The Creole Institute, created in 1968 and headed by Albert Valdman during its 50 years of existence, was the major center in the U.S. for the preparation of teaching and resource materials for Haitian Creole. It produced a range of publications, including materials for teaching the language: Basic Course in Haitian Creole (1970) and Ann Pale Kreyòl (1988); the most authoritative bilingual dictionaries for the language: Haitian Creole-English-French Dictionary (1981), Haitian Creole-English Bilingual Dictionary (2007), and English-Haitian Creole Bilingual Dictionary (2017); as well as the most extensive description of the language: Haitian Creole: Structure, Variation, Status, Origin (2015).
The Institute also branched out into the area of educational linguistics and language planning. Under the auspices of the Office of Bilingual Education and Minority Language Affairs (U.S.D.E.), it organized four summer institutes for the training of bilingual teachers involved in teaching Haitian children in the three major U.S. diaspora centers: New York, Miami, and Boston (1981-84). With USAID funding, it organized in 1979 a conference in Haiti on the use of Creole in primary education (Créole et enseignement primaire en Haïti) prior to the launching of the bilingual educational reform program by the then Haitian Ministry of Education. Publications on other French-based creoles are The Saint-Lucian Creole Basic Course (1968) and the Dictionary of Louisiana Creole (1998). In 2007-2010, with support from the NSF, the Institute conducted the first major sociolinguistic study on Haitian Creole with a focus on the variety spoken in Cape Haitian, in Northern Haiti.
Closely associated with the Department of French and Italian (FRIT), and in collaboration with several universities in Louisiana, the Institute documented Louisiana French with the CD-ROM Discovering Cajun French Through the Spoken Word (2003), and the Dictionary of Louisiana French: As Spoken in Cajun, Creole, and American Indian Communities (2009). These works were produced with contributions from alumnus and Associate Professor of French Kevin Rottet (Ph.D., ’95) as well as the following former FRIT graduate students: Thomas Klingler (Ph.D. ’92), Tamara Lindner (Ph.D. ’08), Barry Ancelet (M.A. ’77), and Deborah Piston-Hatlen (M.A. ’89).
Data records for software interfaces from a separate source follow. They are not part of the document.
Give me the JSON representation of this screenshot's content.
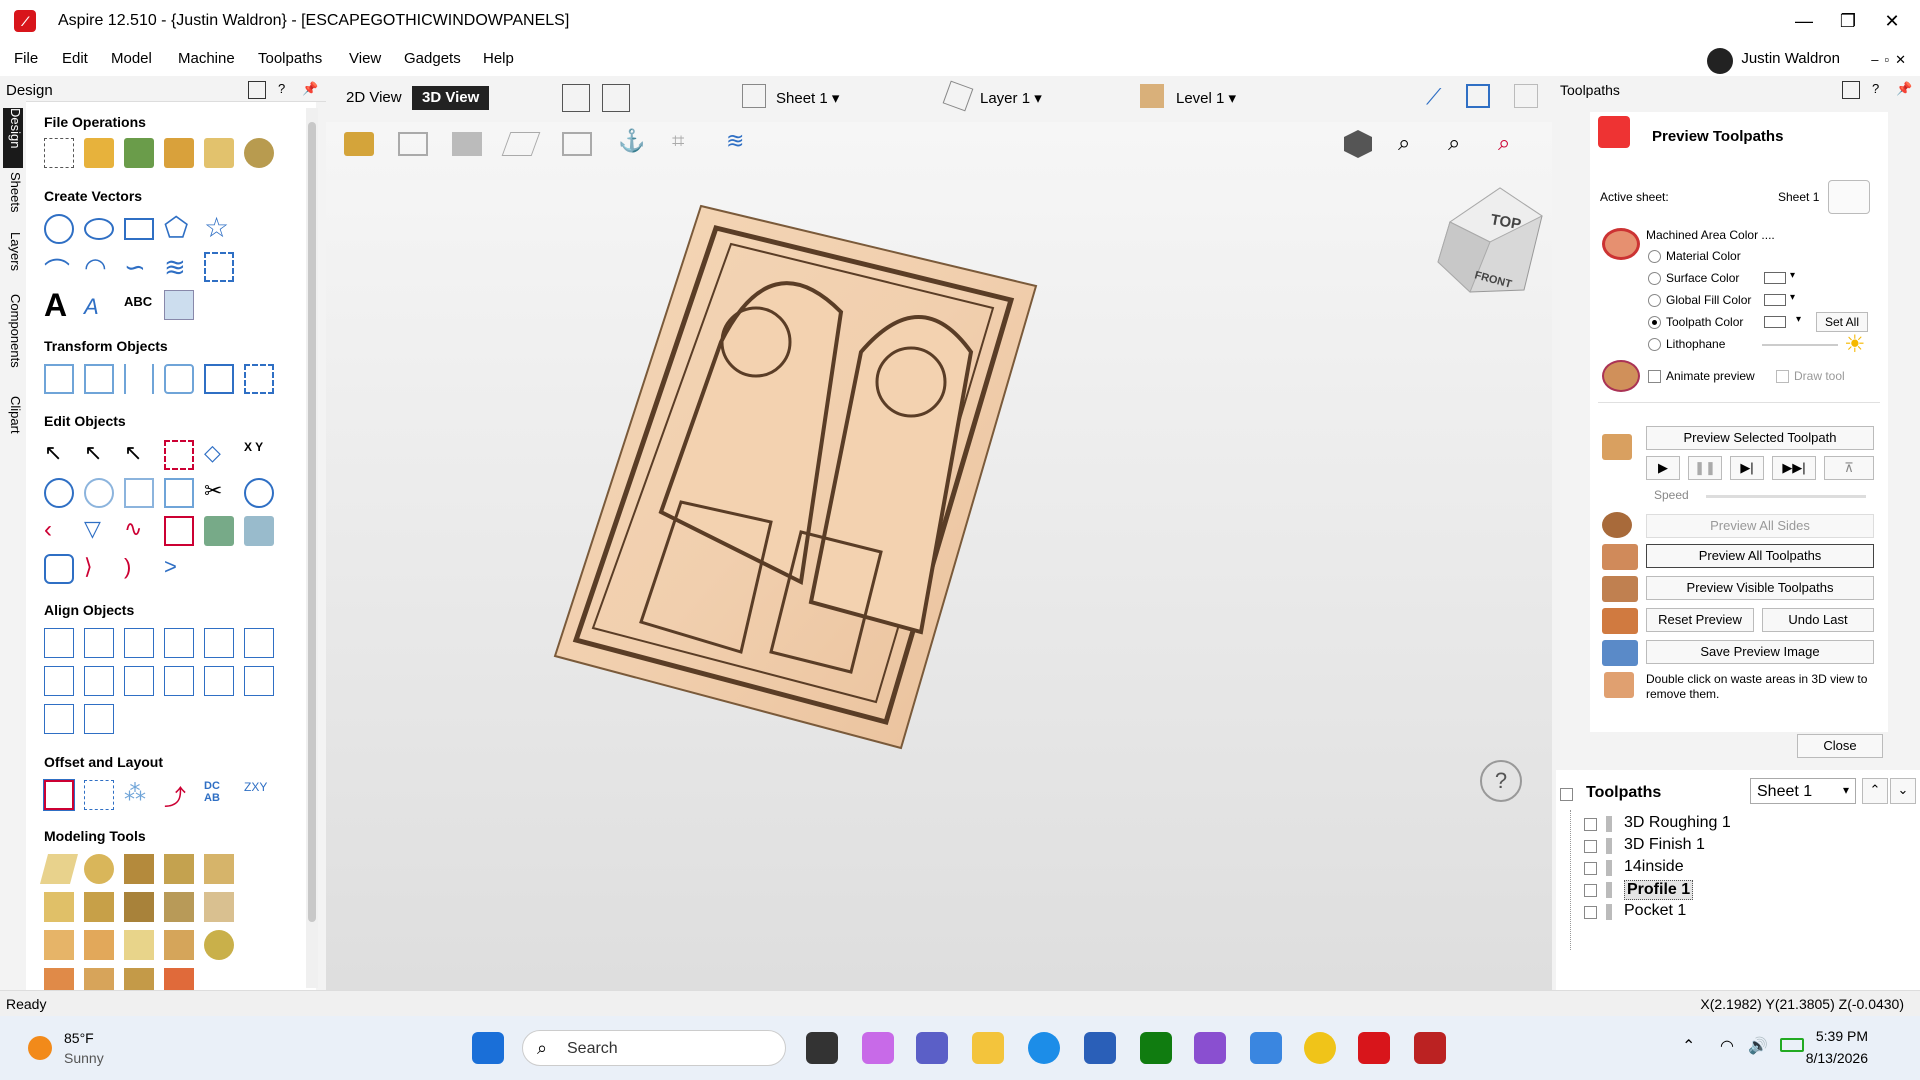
{
  "window": {
    "title": "Aspire 12.510 - {Justin Waldron} - [ESCAPEGOTHICWINDOWPANELS]"
  },
  "menu": [
    "File",
    "Edit",
    "Model",
    "Machine",
    "Toolpaths",
    "View",
    "Gadgets",
    "Help"
  ],
  "user": "Justin Waldron",
  "left_panel": {
    "title": "Design",
    "tabs": [
      "Design",
      "Sheets",
      "Layers",
      "Components",
      "Clipart"
    ],
    "sections": [
      "File Operations",
      "Create Vectors",
      "Transform Objects",
      "Edit Objects",
      "Align Objects",
      "Offset and Layout",
      "Modeling Tools"
    ]
  },
  "view": {
    "tab_2d": "2D View",
    "tab_3d": "3D View",
    "sheet": "Sheet 1",
    "layer": "Layer 1",
    "level": "Level 1",
    "cube_top": "TOP",
    "cube_front": "FRONT",
    "help": "?"
  },
  "right_panel": {
    "title": "Toolpaths",
    "preview_title": "Preview Toolpaths",
    "active_sheet_label": "Active sheet:",
    "active_sheet_value": "Sheet 1",
    "machined_area_label": "Machined Area Color ....",
    "color_options": [
      "Material Color",
      "Surface Color",
      "Global Fill Color",
      "Toolpath Color",
      "Lithophane"
    ],
    "selected_color_option": "Toolpath Color",
    "set_all": "Set All",
    "animate_preview": "Animate preview",
    "draw_tool": "Draw tool",
    "preview_selected": "Preview Selected Toolpath",
    "speed": "Speed",
    "preview_all_sides": "Preview All Sides",
    "preview_all": "Preview All Toolpaths",
    "preview_visible": "Preview Visible Toolpaths",
    "reset_preview": "Reset Preview",
    "undo_last": "Undo Last",
    "save_preview": "Save Preview Image",
    "hint": "Double click on waste areas in 3D view to remove them.",
    "close": "Close"
  },
  "toolpath_list": {
    "title": "Toolpaths",
    "sheet": "Sheet 1",
    "items": [
      "3D Roughing 1",
      "3D Finish 1",
      "14inside",
      "Profile 1",
      "Pocket 1"
    ],
    "selected": "Profile 1"
  },
  "status": {
    "text": "Ready",
    "coords": "X(2.1982) Y(21.3805) Z(-0.0430)"
  },
  "taskbar": {
    "weather_temp": "85°F",
    "weather_desc": "Sunny",
    "search": "Search",
    "time": "5:39 PM",
    "date": "8/13/2026"
  }
}
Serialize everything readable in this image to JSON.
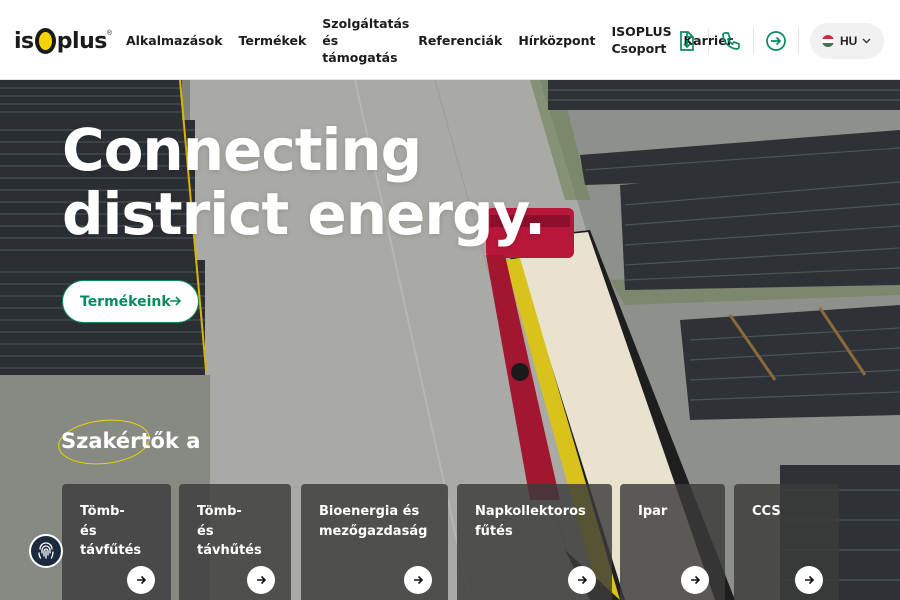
{
  "brand": {
    "logo_left": "is",
    "logo_right": "plus",
    "registered": "®"
  },
  "nav": {
    "items": [
      {
        "label": "Alkalmazások"
      },
      {
        "label": "Termékek"
      },
      {
        "label": "Szolgáltatás és támogatás"
      },
      {
        "label": "Referenciák"
      },
      {
        "label": "Hírközpont"
      },
      {
        "label": "ISOPLUS Csoport"
      },
      {
        "label": "Karrier"
      }
    ]
  },
  "header_icons": [
    "download-icon",
    "phone-icon",
    "login-icon",
    "search-icon"
  ],
  "language": {
    "code": "HU",
    "flag_colors": [
      "#ce2939",
      "#ffffff",
      "#477050"
    ]
  },
  "hero": {
    "title_line1": "Connecting",
    "title_line2": "district energy.",
    "cta_label": "Termékeink",
    "section_heading": "Szakértők a"
  },
  "cards": [
    {
      "label": "Tömb-\nés\ntávfűtés"
    },
    {
      "label": "Tömb-\nés\ntávhűtés"
    },
    {
      "label": "Bioenergia és mezőgazdaság"
    },
    {
      "label": "Napkollektoros fűtés"
    },
    {
      "label": "Ipar"
    },
    {
      "label": "CCS"
    }
  ],
  "colors": {
    "accent_green": "#0b8a5f",
    "brand_yellow": "#f2d400",
    "highlight_ring": "#f0d500"
  }
}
The Creole Institute and FRIT, with support from the NSF, the NEH, the Haut Comité pour la défense et l’expansion de la langue française of France, and several foundations, organized conferences that led to the publication of many collective volumes: Identité culturelle et francophonie dans les Amériques I, II (1976, 1977), Theoretical Issues in Creole Studies (1980), Historicity and Variation in Creole Studies (1981), Issues in International Bilingual Education (1982), Haiti: Today and Tomorrow (1984), French and Creole in Louisiana (1997), and Le français en Amérique du Nord (2005).
The Creole Institute, closely aligned with the department, was founded by Albert Valdman, professor of French Linguistics and Linguistics, in 1968 and was active until May 2019.